This section is from the book "An Experimental History Of The Materia Medica", by William Lewis.
Horminum sclarea dictum C. B. Galli-trichum sativum J. B. Salvia Sclarea Linn, Garden clary: a whitish green, slightly hairy plant, with square stalks, and large wrinkled oblong somewhat heart-shaped leaves: both the leaves, and the divisions and subdivisions of the branches, wtand in pairs: on the tops grow long spikes of bluish labiated flowers, at the origin of which are little concave purplish leaves without pedicles: the upper lip of the flower is long and arched, the lower smaller and cut into three segments, the middlemost of which is hollowed like a spoon. It is biennial, a native of the warmer climates, cultivated with us in gardens, and flowers in July and August.
The leaves and seeds of clary are recommended as corroborants and antispasmodics; particularly in the fluor albus and other like weaknesses, and in hysterical complaints. They have a bitterish warm taste; and a strong smell, of the aromatic kind, but to many persons not agreeable. The leaves discover to the touch a large quantity of unctuous resinous matter, in which the virtue of the herb appears to reside, which is readily dissolved by rectisied spirit, and which, on infpiffating the fine green tincture, remains nearly entire in the dark brownish extract: this extract smells more agreeably than the herb in subslance, and is in taste moderately warm, bitterish, and pungent.
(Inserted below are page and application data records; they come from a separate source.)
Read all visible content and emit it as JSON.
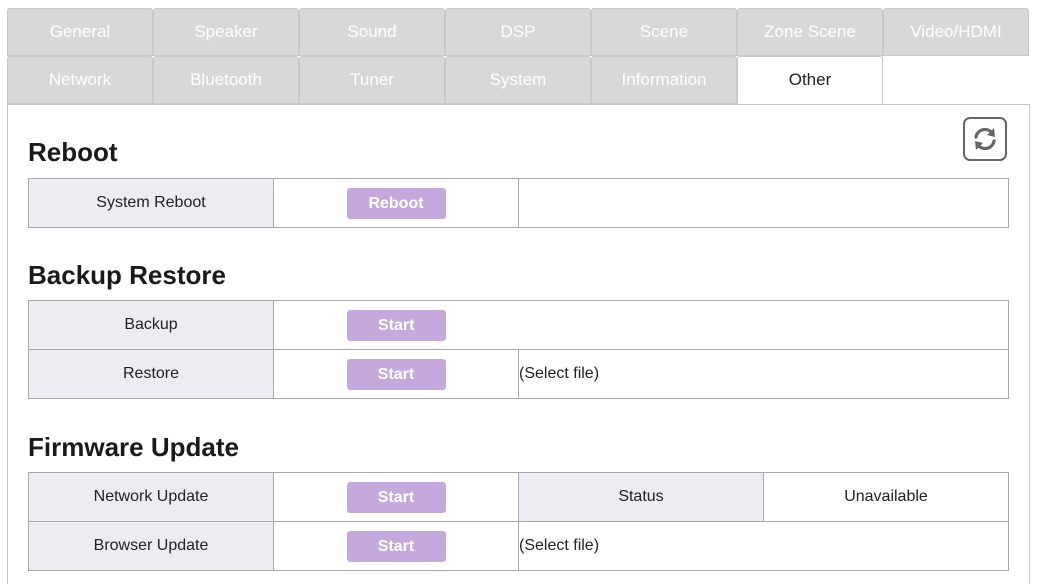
{
  "tabs_row1": [
    "General",
    "Speaker",
    "Sound",
    "DSP",
    "Scene",
    "Zone Scene",
    "Video/HDMI"
  ],
  "tabs_row2": [
    "Network",
    "Bluetooth",
    "Tuner",
    "System",
    "Information",
    "Other"
  ],
  "active_tab": "Other",
  "refresh_icon": "refresh-icon",
  "reboot": {
    "title": "Reboot",
    "row_label": "System Reboot",
    "button": "Reboot"
  },
  "backup_restore": {
    "title": "Backup Restore",
    "backup_label": "Backup",
    "backup_button": "Start",
    "restore_label": "Restore",
    "restore_button": "Start",
    "restore_file": "(Select file)"
  },
  "firmware": {
    "title": "Firmware Update",
    "network_label": "Network Update",
    "network_button": "Start",
    "status_label": "Status",
    "status_value": "Unavailable",
    "browser_label": "Browser Update",
    "browser_button": "Start",
    "browser_file": "(Select file)"
  },
  "colors": {
    "accent_button": "#c6a9dc",
    "tab_inactive": "#d8d8d8",
    "label_cell": "#ececf2"
  }
}
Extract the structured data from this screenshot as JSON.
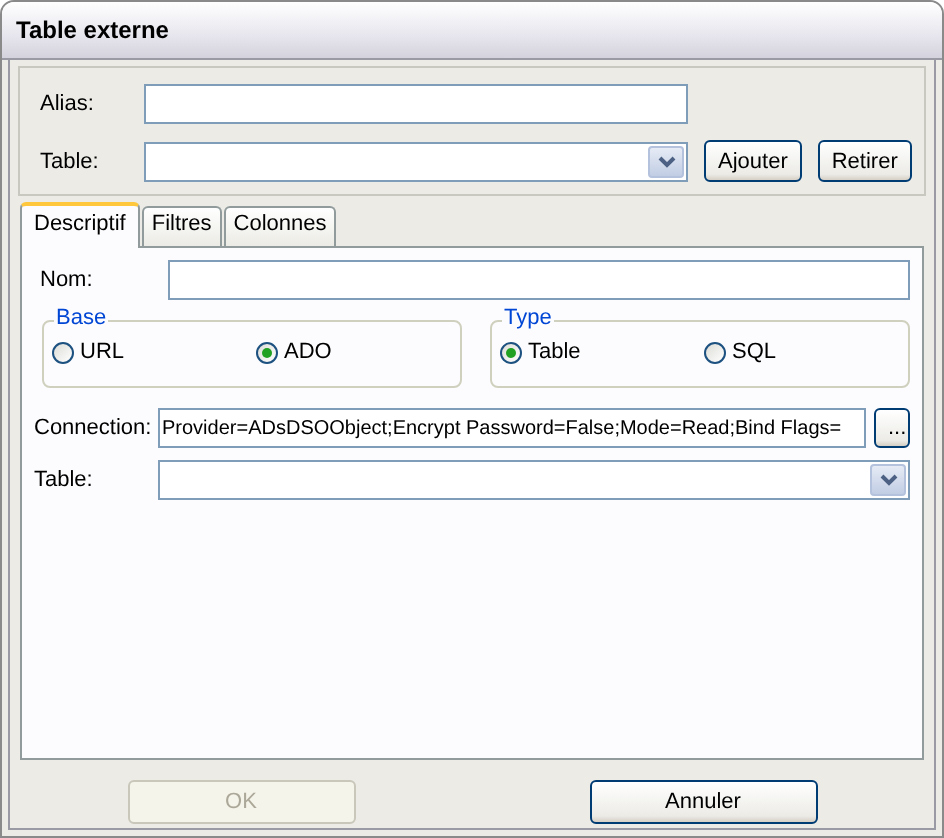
{
  "window": {
    "title": "Table externe"
  },
  "alias": {
    "label": "Alias:"
  },
  "table": {
    "label": "Table:"
  },
  "table_buttons": [
    {
      "label": "Ajouter",
      "disabled": false
    },
    {
      "label": "Retirer",
      "disabled": false
    }
  ],
  "tabs": [
    {
      "label": "Descriptif",
      "selected": true
    },
    {
      "label": "Filtres",
      "selected": false
    },
    {
      "label": "Colonnes",
      "selected": false
    }
  ],
  "nom": {
    "label": "Nom:"
  },
  "groups": [
    {
      "title": "Base",
      "options": [
        {
          "label": "URL",
          "selected": false
        },
        {
          "label": "ADO",
          "selected": true
        }
      ]
    },
    {
      "title": "Type",
      "options": [
        {
          "label": "Table",
          "selected": true
        },
        {
          "label": "SQL",
          "selected": false
        }
      ]
    }
  ],
  "connection": {
    "label": "Connection:",
    "value": "Provider=ADsDSOObject;Encrypt Password=False;Mode=Read;Bind Flags=",
    "button": "..."
  },
  "table2": {
    "label": "Table:"
  },
  "buttons": [
    {
      "label": "OK",
      "disabled": true
    },
    {
      "label": "Annuler",
      "disabled": false
    }
  ]
}
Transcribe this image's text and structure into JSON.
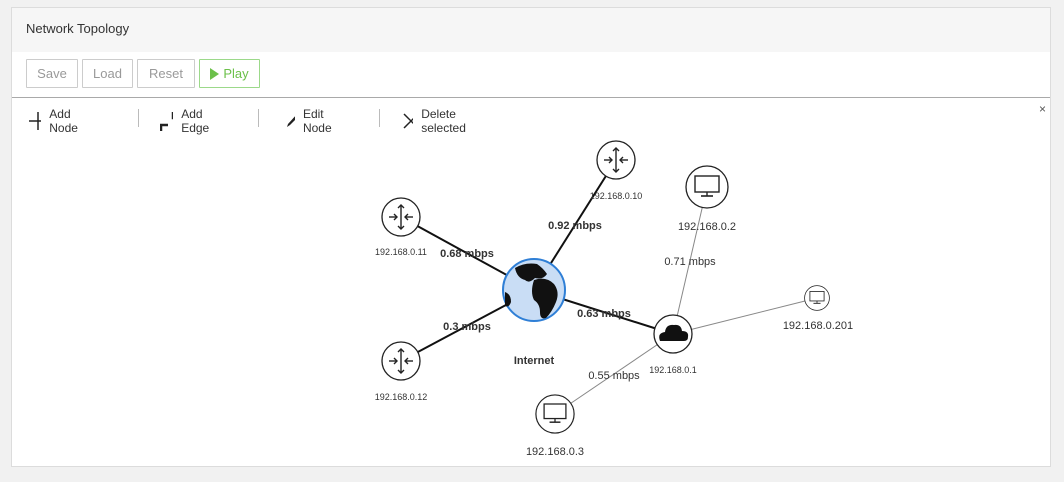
{
  "panel": {
    "title": "Network Topology"
  },
  "buttons": {
    "save": "Save",
    "load": "Load",
    "reset": "Reset",
    "play": "Play"
  },
  "toolbar": {
    "add_node": "Add Node",
    "add_edge": "Add Edge",
    "edit_node": "Edit Node",
    "delete_selected": "Delete selected",
    "close": "×"
  },
  "colors": {
    "play_green": "#6cc04a",
    "globe_blue": "#c9ddf5",
    "globe_border": "#2f7fd6"
  },
  "diagram": {
    "internet_label": "Internet",
    "nodes": {
      "router_10": "192.168.0.10",
      "router_11": "192.168.0.11",
      "router_12": "192.168.0.12",
      "cloud_1": "192.168.0.1",
      "pc_2": "192.168.0.2",
      "pc_201": "192.168.0.201",
      "pc_3": "192.168.0.3"
    },
    "edges": {
      "internet_router_10": "0.92 mbps",
      "internet_router_11": "0.68 mbps",
      "internet_router_12": "0.3 mbps",
      "internet_cloud": "0.63 mbps",
      "cloud_pc_2": "0.71 mbps",
      "cloud_pc_3": "0.55 mbps"
    }
  }
}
Water takes up likewise by infusion great part of the active matter of the clary, and carries off its whole flavour in evaporation, leaving a weak, disagreeably bitterish, roughish extract. In distil-lation with water, there arises both from the leaves and seeds, a small quantity of essential oil, smelling strongly of the clary: from sixty-four ounces, or five hundred and twelve drams, of the seeds, was obtained only about one dram of oil. The leaves or seeds, fermented with malt liquors, are said to remarkably increase their inebriative quality.